For: ‘Christian fiction is lame because of no-swearing rules’
I haven’t heard this argument made so directly, but some may think Mike Duran made it back here. That’s not how I had read what he said (though I’m open to correction). Instead Mike seems to make the points that Christian fiction is lame for many reasons, among them the ban against saying Bad Words. And who here wouldn’t agree with him, at least the first part?
Yet my take (so far) would be different: picking on the Bad Words Ban seems a minor issue. With so much Christian fiction catering to readers who follow not so much Christ but a uniquely American-evangelical Churchianity, the real problem is far deeper: it’s a lack of understanding the Gospel. And springing from that: failure to comprehend where sin comes from, not Stuff but our own hearts, and failure to see that Christ has redeemed us to make us strong in Him.
I think once more writers, editors, publishers and especially readers begin to believe these Biblical truths and see the joy in exploring them through fiction, the bad fruits will fade away.
For/against: ‘Why not use substitutes?’
“He swore.” I don’t mind a Christian novel that phrases an action like that. Bad characters swear. Sometimes good characters swear. If a novelist’s worldview presents this as wrong, even if much less wrong than other horrors a character may commit (murder, etc.) why not include this? If anything, the real revealed sin is a character’s anger anyway — just as my real sin, if I let out a four-letter one, comes first from the heart, then escapes my mouth (Matthew 12: 33-34).
But “he swore,” “she swore,” “he swore over and over,” etc., can sound silly after a while. And the argument does seem to hold: should all writers be restricted by the personal beliefs of a few?
“Make up new cusswords.” That works, if you’re in a fantasy or sci-fi setting. But what about a contemporary fantasy or alternate-Earth novel? What about a thriller set in our world? This may take care of the problem in an imagined universe, but not in this one.
“What the $*!&?” Frank Peretti got away with this in some of his early novels. A similar method (often employed by Christian film reviewers) involves the ingenious substitution of hyphens for the Bad Word, or even only some of its Bad Letters. I say “ingenious” sarcastically because it’s silly. Who are we trying to kid? I know exactly how to translate my own comic-strip-style substitution up there, or at least have narrowed the Secret Letters to two common cusswords.
I can understand the base logic. But which Christians who are actually tempted to imitate that language would be “protected” by showing part of the word, letting the mind fill in the rest?
Figure A: “Death Cop 9 contains 14 F-words, 9 instances apiece of h— and d—, 6.5 S-words, one interrupted g—–n and several scatological terms and crude slang referencing anatomy.”
I know every single word the Discerning Movie Reviewer means. So why the hyphens? If writing “what the —-” is acceptable, why not just spell it out? Who are we pretending to protect?
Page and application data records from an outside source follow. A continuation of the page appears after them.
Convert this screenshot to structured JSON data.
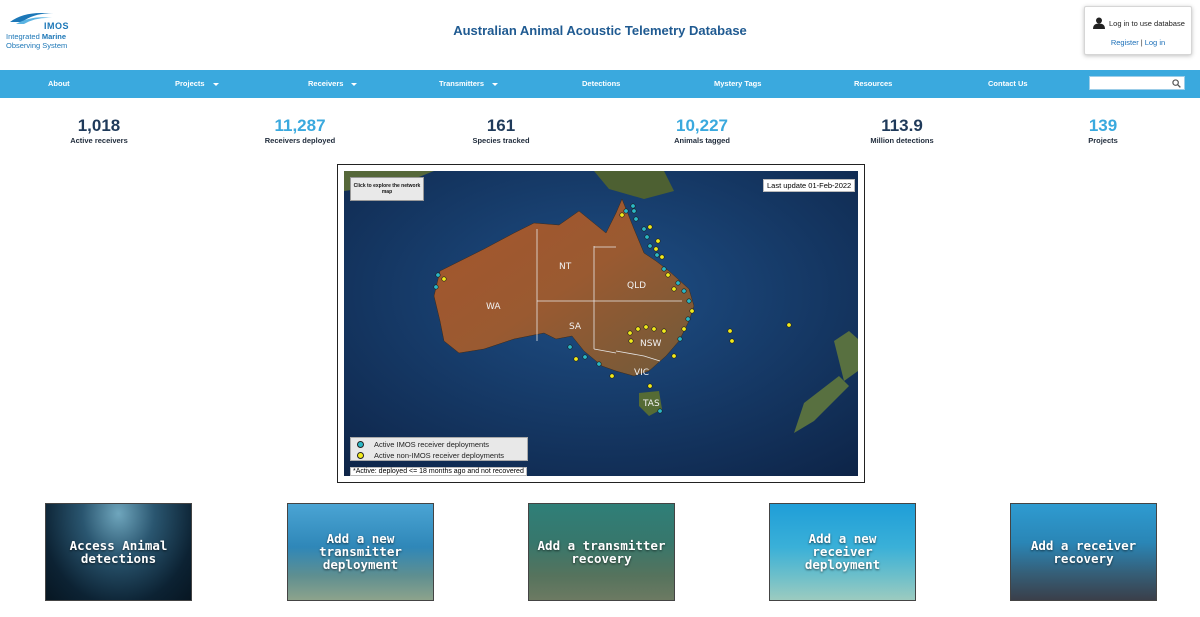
{
  "header": {
    "logo": {
      "brand": "IMOS",
      "line1_plain": "Integrated ",
      "line1_bold": "Marine",
      "line2": "Observing System"
    },
    "site_title": "Australian Animal Acoustic Telemetry Database",
    "login": {
      "prompt": "Log in to use database",
      "register": "Register",
      "separator": "|",
      "login": "Log in",
      "icon": "user-icon"
    }
  },
  "nav": {
    "items": [
      {
        "label": "About",
        "dropdown": false
      },
      {
        "label": "Projects",
        "dropdown": true
      },
      {
        "label": "Receivers",
        "dropdown": true
      },
      {
        "label": "Transmitters",
        "dropdown": true
      },
      {
        "label": "Detections",
        "dropdown": false
      },
      {
        "label": "Mystery Tags",
        "dropdown": false
      },
      {
        "label": "Resources",
        "dropdown": false
      },
      {
        "label": "Contact Us",
        "dropdown": false
      }
    ],
    "search": {
      "value": "",
      "placeholder": "",
      "icon": "search-icon"
    }
  },
  "stats": [
    {
      "value": "1,018",
      "label": "Active receivers",
      "color": "#1f3a5a"
    },
    {
      "value": "11,287",
      "label": "Receivers deployed",
      "color": "#3aa9de"
    },
    {
      "value": "161",
      "label": "Species tracked",
      "color": "#1f3a5a"
    },
    {
      "value": "10,227",
      "label": "Animals tagged",
      "color": "#3aa9de"
    },
    {
      "value": "113.9",
      "label": "Million detections",
      "color": "#1f3a5a"
    },
    {
      "value": "139",
      "label": "Projects",
      "color": "#3aa9de"
    }
  ],
  "map": {
    "explore_button": "Click to explore the network map",
    "last_update": "Last update 01-Feb-2022",
    "regions": [
      "NT",
      "QLD",
      "WA",
      "SA",
      "NSW",
      "VIC",
      "TAS"
    ],
    "legend": [
      {
        "label": "Active IMOS receiver deployments",
        "color": "#2ab8c6"
      },
      {
        "label": "Active non-IMOS receiver deployments",
        "color": "#f2ea1a"
      }
    ],
    "footnote": "*Active: deployed <= 18 months ago and not recovered"
  },
  "tiles": [
    {
      "line1": "Access Animal",
      "line2": "detections",
      "line3": ""
    },
    {
      "line1": "Add a new",
      "line2": "transmitter",
      "line3": "deployment"
    },
    {
      "line1": "Add a transmitter",
      "line2": "recovery",
      "line3": ""
    },
    {
      "line1": "Add a new",
      "line2": "receiver",
      "line3": "deployment"
    },
    {
      "line1": "Add a receiver",
      "line2": "recovery",
      "line3": ""
    }
  ],
  "colors": {
    "nav_bg": "#3aa9de",
    "title": "#1f5a91",
    "link": "#1b6fb8"
  }
}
In cases like this, it’s really become a great game: we are all pretending to protect an Invisible Sensitive Choir out there somewhere, who indeed don’t want to see films with that kind of sinful content. But if that’s true, aren’t the bad-word-hyphenators naïvely conceding their critics’ point? — that some Christians can indeed hear those words in order to know what Bad Stuff is out there, while themselves resisting the temptation to do the same un-Godly stuff?
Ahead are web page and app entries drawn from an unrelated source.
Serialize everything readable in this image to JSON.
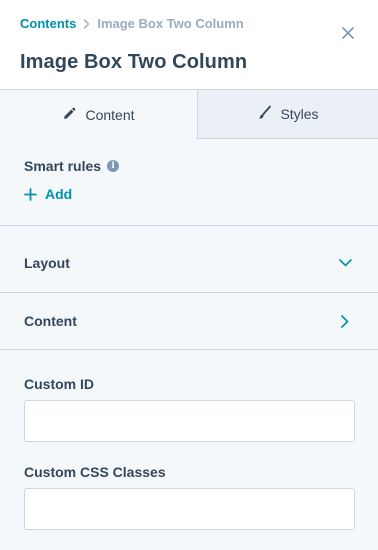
{
  "header": {
    "breadcrumb": {
      "parent": "Contents",
      "current": "Image Box Two Column"
    },
    "title": "Image Box Two Column"
  },
  "tabs": [
    {
      "label": "Content",
      "icon": "pencil-icon",
      "active": true
    },
    {
      "label": "Styles",
      "icon": "brush-icon",
      "active": false
    }
  ],
  "smart_rules": {
    "label": "Smart rules",
    "info_icon": "i",
    "add_label": "Add"
  },
  "sections": [
    {
      "label": "Layout",
      "state": "expanded"
    },
    {
      "label": "Content",
      "state": "collapsed"
    }
  ],
  "fields": {
    "custom_id": {
      "label": "Custom ID",
      "value": ""
    },
    "custom_css": {
      "label": "Custom CSS Classes",
      "value": ""
    }
  },
  "colors": {
    "accent": "#0091ae",
    "text": "#33475b",
    "muted": "#99acc2",
    "panel_bg": "#f5f8fa",
    "inactive_tab_bg": "#eaf0f6",
    "border": "#cbd6e2"
  }
}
Next week: why do we or don’t we need Fictitious Cussing? And what about conscience issues?